Nascent mRNAs are co-transcriptionally assembled into mRNPs. In neurons, a subset of these transcripts is transported to peripheral cellular locations such as synapses for translation. Here, many heterogeneous nuclear ribonucleoproteins (hnRNPs) play an important role as they interact co-transcriptionally with the RNA through specific binding sites or cis-acting elements located in the untranslated regions (UTRs). These interactions contribute to sort transcripts for cytoplasmic transport and localization. This post-transcriptional level of gene expression regulation is important during development and differentiation. Recently, the interest in this research area has been amplified by the discovery that newly synthesized RNA transcripts are methylated, a modification that seems to have a general impact on gene expression during neuronal development and differentiation.
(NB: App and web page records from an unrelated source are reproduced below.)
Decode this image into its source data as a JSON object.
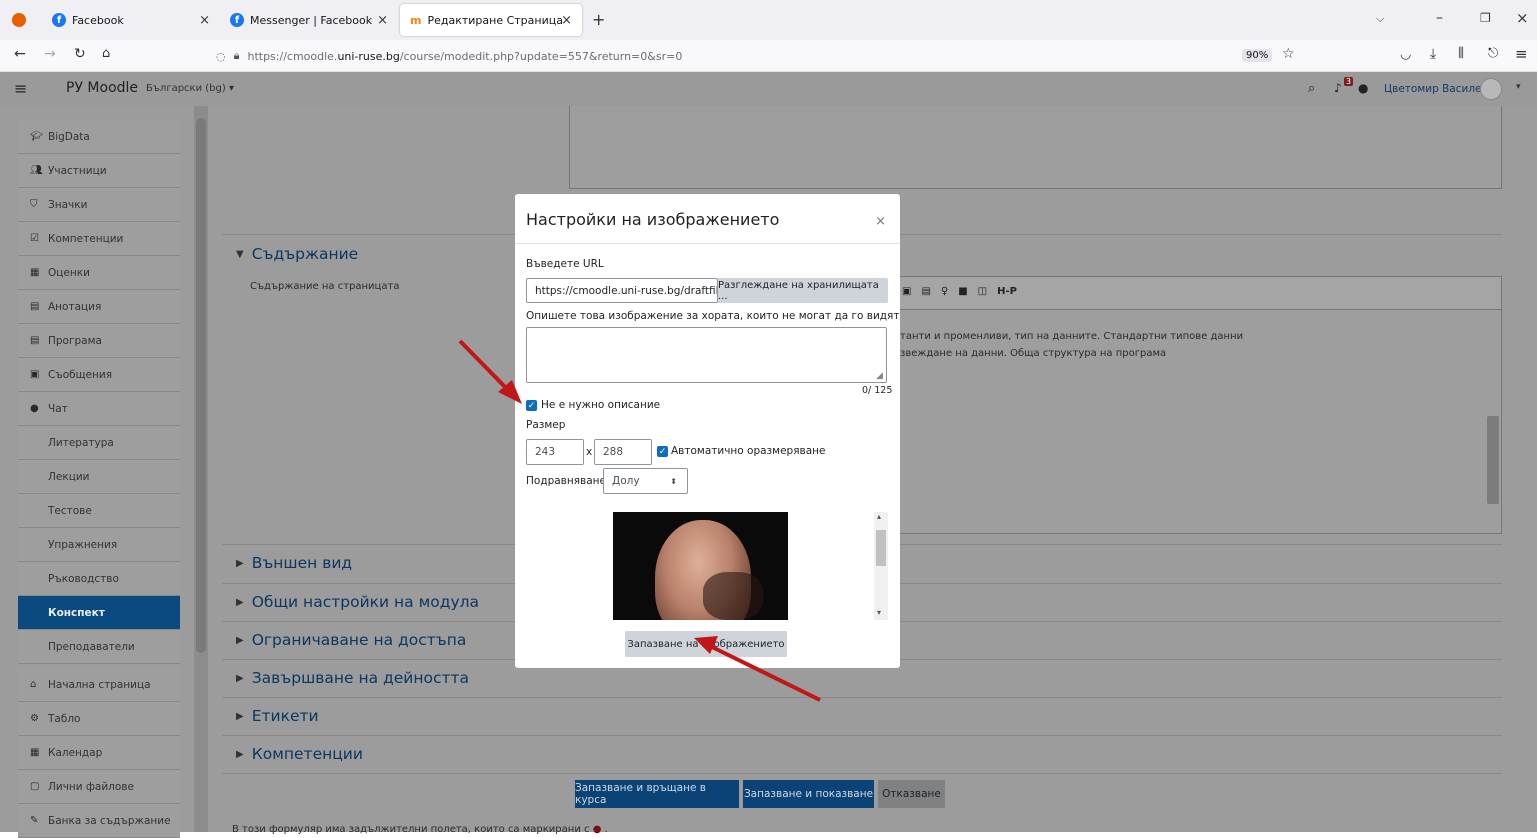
{
  "browser": {
    "tabs": [
      {
        "label": "Facebook",
        "icon": "facebook-icon"
      },
      {
        "label": "Messenger | Facebook",
        "icon": "facebook-icon"
      },
      {
        "label": "Редактиране Страница",
        "icon": "moodle-icon"
      }
    ],
    "url_prefix": "https://cmoodle.",
    "url_domain": "uni-ruse.bg",
    "url_path": "/course/modedit.php?update=557&return=0&sr=0",
    "zoom": "90%"
  },
  "moodle": {
    "site_name": "РУ Moodle",
    "language": "Български (bg) ▾",
    "user_name": "Цветомир Василев",
    "notification_count": "3"
  },
  "drawer": {
    "items": [
      {
        "label": "BigData",
        "icon": "graduation-cap-icon",
        "sub": false
      },
      {
        "label": "Участници",
        "icon": "users-icon",
        "sub": false
      },
      {
        "label": "Значки",
        "icon": "shield-icon",
        "sub": false
      },
      {
        "label": "Компетенции",
        "icon": "checkbox-icon",
        "sub": false
      },
      {
        "label": "Оценки",
        "icon": "table-icon",
        "sub": false
      },
      {
        "label": "Анотация",
        "icon": "page-icon",
        "sub": false
      },
      {
        "label": "Програма",
        "icon": "page-icon",
        "sub": false
      },
      {
        "label": "Съобщения",
        "icon": "forum-icon",
        "sub": false
      },
      {
        "label": "Чат",
        "icon": "chat-icon",
        "sub": false
      },
      {
        "label": "Литература",
        "icon": "",
        "sub": true
      },
      {
        "label": "Лекции",
        "icon": "",
        "sub": true
      },
      {
        "label": "Тестове",
        "icon": "",
        "sub": true
      },
      {
        "label": "Упражнения",
        "icon": "",
        "sub": true
      },
      {
        "label": "Ръководство",
        "icon": "",
        "sub": true
      },
      {
        "label": "Конспект",
        "icon": "",
        "sub": true,
        "active": true
      },
      {
        "label": "Преподаватели",
        "icon": "",
        "sub": true
      },
      {
        "label": "Начална страница",
        "icon": "home-icon",
        "sub": false
      },
      {
        "label": "Табло",
        "icon": "dashboard-icon",
        "sub": false
      },
      {
        "label": "Календар",
        "icon": "calendar-icon",
        "sub": false
      },
      {
        "label": "Лични файлове",
        "icon": "file-icon",
        "sub": false
      },
      {
        "label": "Банка за съдържание",
        "icon": "brush-icon",
        "sub": false
      }
    ]
  },
  "form": {
    "content_section": "Съдържание",
    "content_label": "Съдържание на страницата",
    "editor_text_1": "танти и променливи, тип на данните. Стандартни типове данни",
    "editor_text_2": "звеждане на данни. Обща структура на програма",
    "sections": [
      "Външен вид",
      "Общи настройки на модула",
      "Ограничаване на достъпа",
      "Завършване на дейността",
      "Етикети",
      "Компетенции"
    ],
    "save_return": "Запазване и връщане в курса",
    "save_show": "Запазване и показване",
    "cancel": "Отказване",
    "required_note": "В този формуляр има задължителни полета, които са маркирани с"
  },
  "modal": {
    "title": "Настройки на изображението",
    "url_label": "Въведете URL",
    "url_value": "https://cmoodle.uni-ruse.bg/draftfile.",
    "browse_button": "Разглеждане на хранилищата ...",
    "alt_label": "Опишете това изображение за хората, които не могат да го видят",
    "alt_counter": "0/ 125",
    "no_desc_label": "Не е нужно описание",
    "size_label": "Размер",
    "width": "243",
    "height": "288",
    "size_sep": "x",
    "auto_size_label": "Автоматично оразмеряване",
    "align_label": "Подравняване",
    "align_value": "Долу",
    "save_button": "Запазване на изображението"
  }
}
A set of methyl transferases and demethylases regulate the levels of such modifications.
An ongoing project in the lab focuses on how RNA transcripts are regulated by methylation at transcriptional hubs. We work on the hypothesis that RNA methylation is important to regulate the cytoplasmic fate of transcripts. We study a potential reader of RNA methylation, the hnRNP protein CBF-A/hnrnpab. This protein interacts with actin within the nascent pre-ribonucleoprotein complex and it is important for cytoplasmic RNA trafficking in oligodendrocytes, hippocampal neurons, and spermatogenic cells. Selective binding of the two CBF-A/hnrnpab isoforms p37 and p42 to the RNA trafficking sequence (RTS) in the RNA 3’ untranslated region regulates translatability during development. By binding the RTS, p37 and p42 respectively stabilize translationally repressed mRNA for transport and translationally active mRNA for localized translation (Figure 3).
We currently study if the two isoforms are readers of RNA methylation, and if this mechanism contributes to neuronal development by regulating cytoplasmic mRNA trafficking. To address this question we apply genome-wide approaches such as RIP-seq and global transcriptional profiling of embryonic fibroblasts from a mouse model where both CBF-A/hnrnpab alleles are disrupted. To find out the impact of these mechanisms on development we combine the analysis of primary neurons from the knockout mouse model with reprogramming of embryonic fibroblasts from the CBF-A/hnrnpab knockout mouse. We study the role of RNA methylation on the CBF-A/hnrnpab binding affinities in embryonic fibroblasts exhibiting RNA hypermethylation.
A long term goal is to correlate the above mechanisms with compromised learning and memory in vivo using the available mouse model.